You’re raising a family, trying to carve a space in the world for you and your brood. Everyone knows that being a good parent means taking care of your child’s physical and mental welfare. But did you know that you should also be trying to secure your child’s financial future?
Now, let’s talk about what this means.
You don’t need to be rich or able to gift Jr. with a trust fund. Simply having cash in the bank isn’t nearly enough to guarantee a strong financial position. Ask any NBA or NFL player who went broke after retiring.
If you want to set your child up for success, team them how to be financially literate. They should understand how to do their taxes, how to set up a retirement account, what it means to go into debt. Knowledge truly is power in this case.
Here are a few more tips.
Give an Allowance
Your child might not be old enough to legally get a job.
If they want money in their pocket, it’s coming from you or they’re stealing it. Obviously, you don’t want the latter to occur. Teaching your kids not to steal is parenting 101. Giving them an allowance is a healthy way to let them learn about the value of money.
Instead of simply handing over the cash, make your child’s allowance contingent on something. Make them do chores or get grades to earn money.
Understand Your Accounts
Find an attorney near you and get a clear picture of your own financial situation. In addition to creating a will, you also need to ensure that your current finances are doing well. In modern times, it’s not unusual to have multiple sources of income.
Perhaps you won a lawsuit that gifted you with settlement money. Perhaps your own parents left you a nest egg. Whatever the case may be, you should have a good grasp on how much you have and how much you expect to go to your children.
Never squash a child’s curiosity.
If they have questions about the future, answer them. When those questions relate to financial security, you should be especially open. Some parents feel embarrassed to speak to their kids about money. They don’t like to admit that they can’t afford anything.
This leads to your children developing a warped sense of money. They won’t be able to understand where money comes from.
Teach the value of saving money early. It’s an important lesson no matter how much you have. Your child can start saving their own money.
When they’re really little, you can control their savings themselves.
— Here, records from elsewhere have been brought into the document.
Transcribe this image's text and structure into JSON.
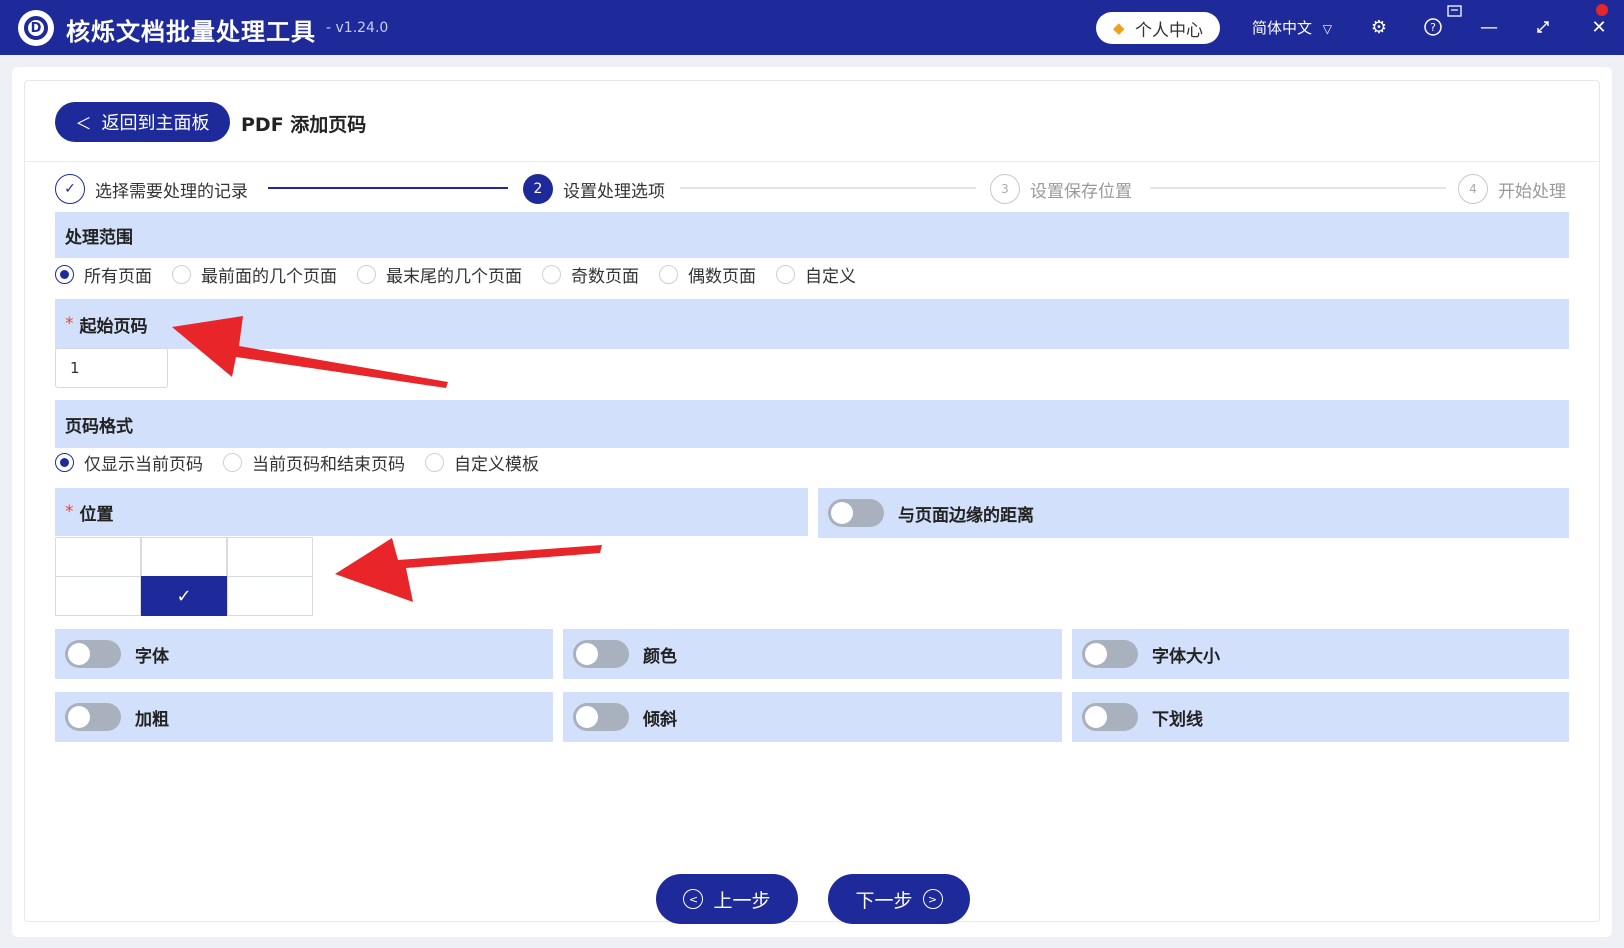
{
  "app": {
    "title": "核烁文档批量处理工具",
    "version": "- v1.24.0",
    "logo_letter": "D",
    "user_center": "个人中心",
    "language": "简体中文"
  },
  "header": {
    "back_label": "返回到主面板",
    "page_title": "PDF 添加页码"
  },
  "steps": [
    {
      "num": "✓",
      "label": "选择需要处理的记录"
    },
    {
      "num": "2",
      "label": "设置处理选项"
    },
    {
      "num": "3",
      "label": "设置保存位置"
    },
    {
      "num": "4",
      "label": "开始处理"
    }
  ],
  "range": {
    "title": "处理范围",
    "options": [
      "所有页面",
      "最前面的几个页面",
      "最末尾的几个页面",
      "奇数页面",
      "偶数页面",
      "自定义"
    ],
    "selected": "所有页面"
  },
  "start_page": {
    "title": "起始页码",
    "value": "1"
  },
  "format": {
    "title": "页码格式",
    "options": [
      "仅显示当前页码",
      "当前页码和结束页码",
      "自定义模板"
    ],
    "selected": "仅显示当前页码"
  },
  "position": {
    "title": "位置",
    "selected_mark": "✓",
    "margin_label": "与页面边缘的距离"
  },
  "style_toggles": {
    "font": "字体",
    "color": "颜色",
    "font_size": "字体大小",
    "bold": "加粗",
    "italic": "倾斜",
    "underline": "下划线"
  },
  "nav": {
    "prev": "上一步",
    "next": "下一步"
  },
  "colors": {
    "primary": "#1e2a9a",
    "section_bg": "#d3e0fb",
    "arrow": "#e8262a"
  }
}
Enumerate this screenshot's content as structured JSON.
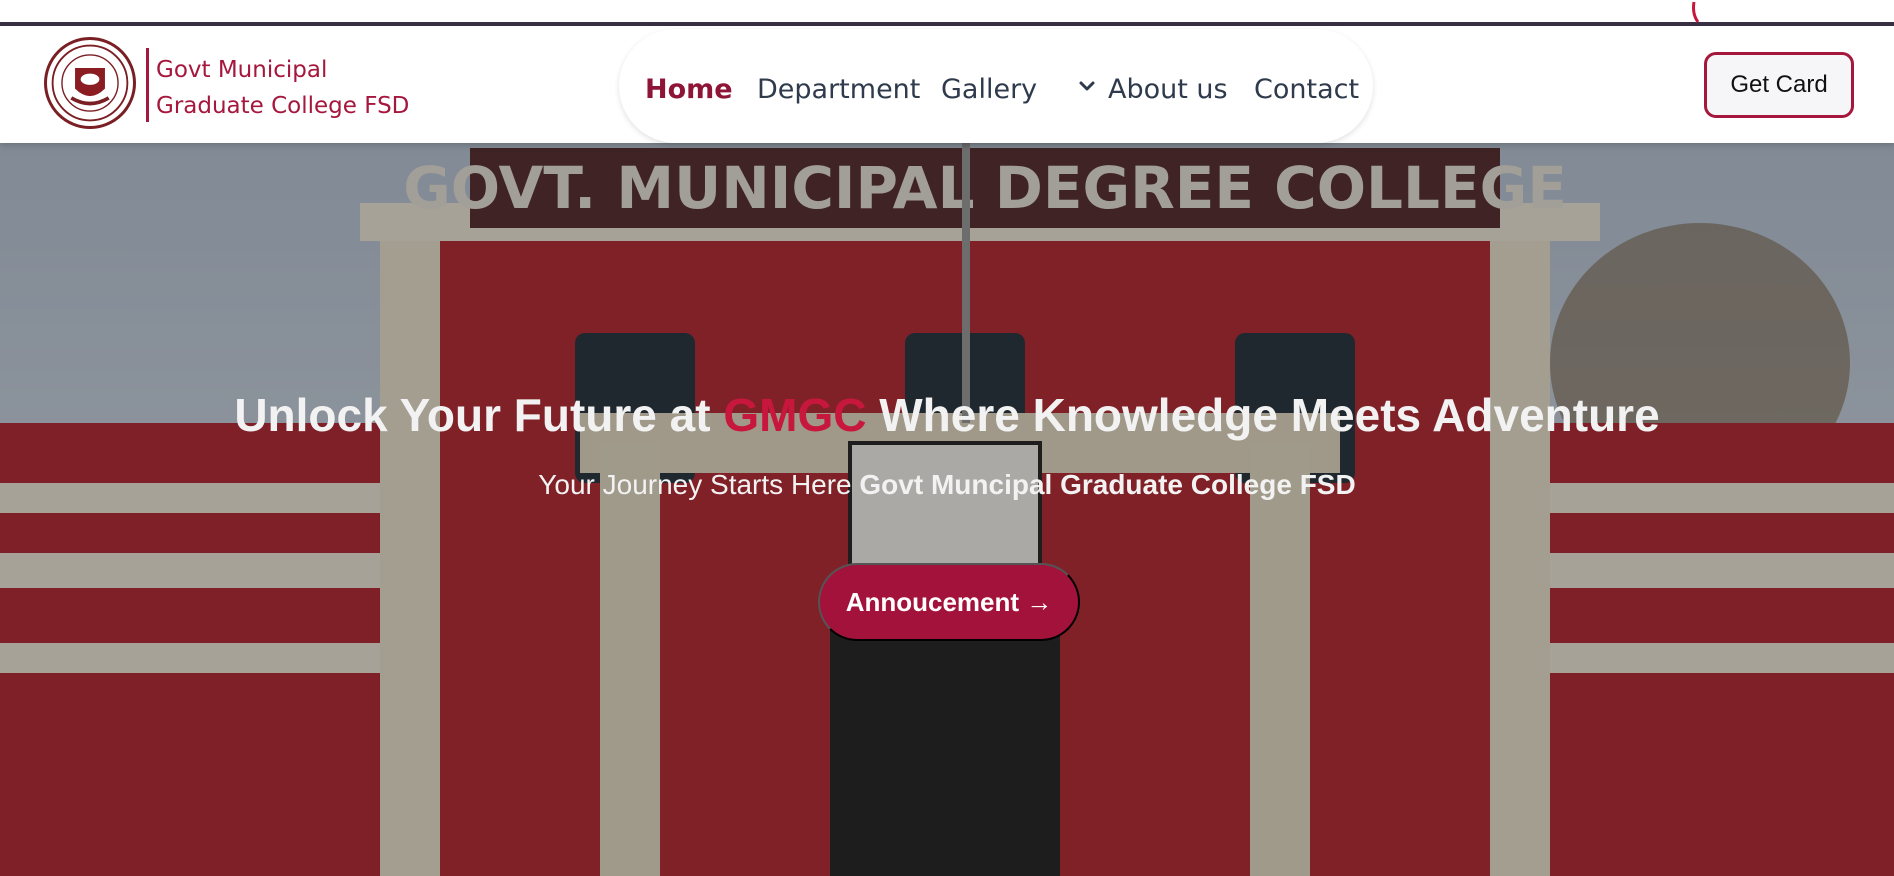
{
  "brand": {
    "line1": "Govt Municipal",
    "line2": "Graduate College FSD"
  },
  "nav": {
    "items": [
      {
        "label": "Home",
        "active": true
      },
      {
        "label": "Department"
      },
      {
        "label": "Gallery"
      },
      {
        "label": "About us",
        "icon": "chevron-down-icon"
      },
      {
        "label": "Contact"
      }
    ]
  },
  "header": {
    "cta_label": "Get Card"
  },
  "hero": {
    "building_sign": "GOVT. MUNICIPAL DEGREE COLLEGE",
    "title_prefix": "Unlock Your Future at ",
    "title_accent": "GMGC",
    "title_suffix": " Where Knowledge Meets Adventure",
    "subtitle_prefix": "Your Journey Starts Here ",
    "subtitle_bold": "Govt Muncipal Graduate College FSD",
    "cta_label": "Annoucement →"
  },
  "colors": {
    "brand": "#a5173d",
    "accent": "#c8173c",
    "cta": "#a3123a"
  }
}
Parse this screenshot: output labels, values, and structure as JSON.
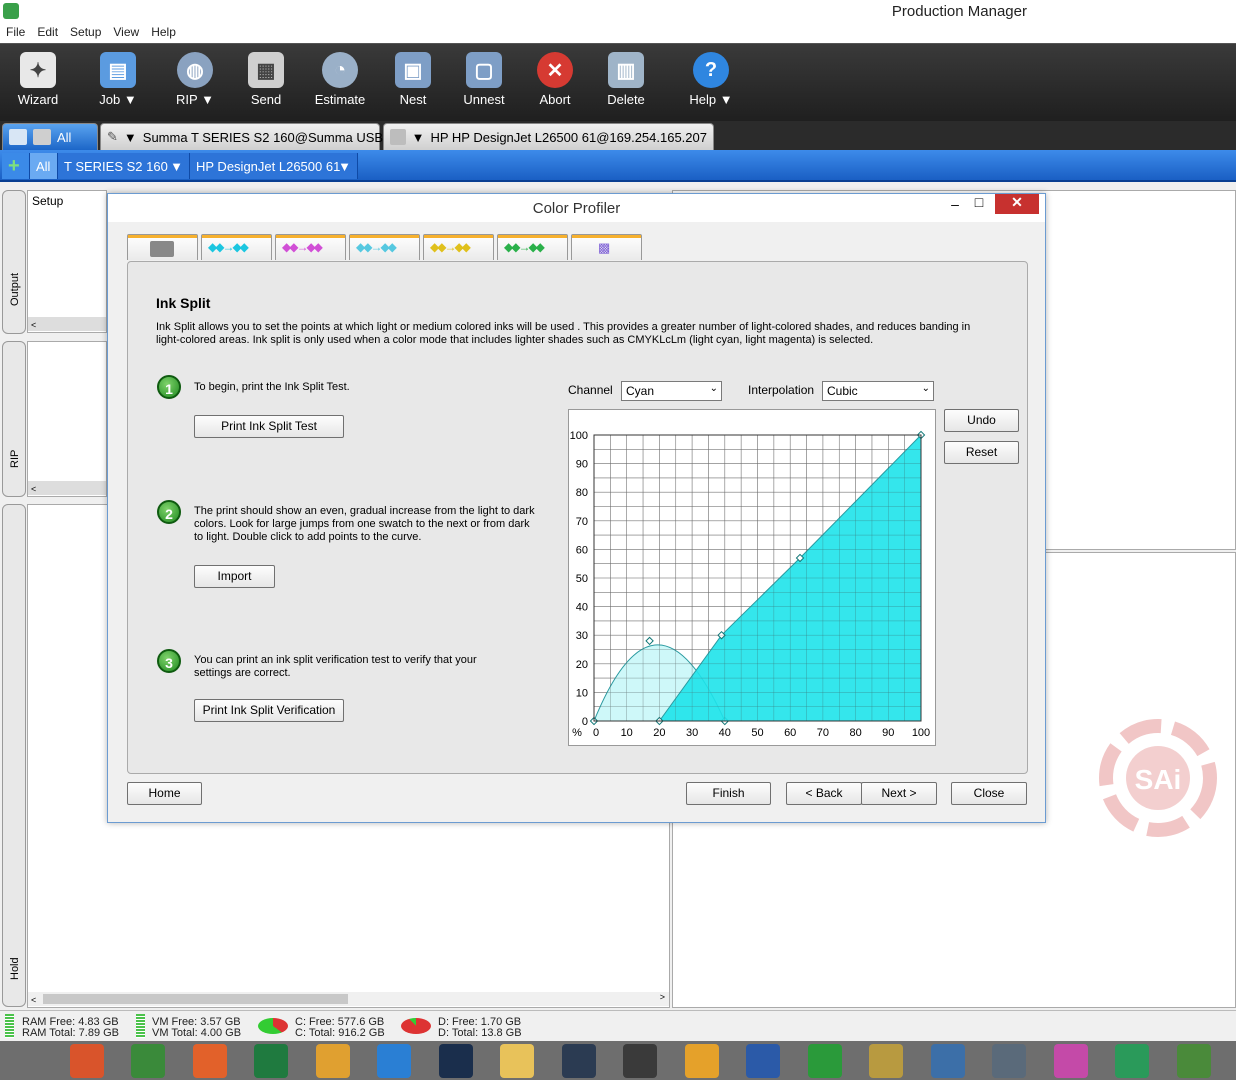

As they get older and gain control of their own money, you should begin to encourage them to start saving on their own.
A savings account that’s opened when your child is a baby can eventually grow into a sizeable nest egg. Even if your child decides not to go to college, they can still use a financial boost.
Your kids will try to model you in many areas of life.
If you demonstrate the value of a strong work ethic, your kids will imbibe the same views. It’s impossible to have a sound financial future without working hard.
Even if you’re born into money, you likely will have to do something to support yourself at some point.
Teach your kids that you’re working for more than just a paycheck. Regular work is good or your mental health as well. If you’re too focused on the paycheck, you may be tempted to accept a job where you’re not treated well.
Budgeting is such a useful skill it should be taught in school. Every single person should learn how to balance a checkbook.
It doesn’t matter that people rarely use paper checks now. The concept is still the same. Kids should know how to keep track of what they’re earning and what they’re spending. There are apps you can use to make this easier.
Kids today are bombarded by outside influences.
They’re on their phones, they’re online, they’re joining groups. Advertising is pervasive. A lot of their views about money will come from society. There’s no way to avoid this. However, that doesn’t negate the strong influence exerted at home. Ultimately, you play the biggest role in your child’s life until they become an adult.
Speaking with your child about money won’t be fun, but it will ultimately yield satisfaction.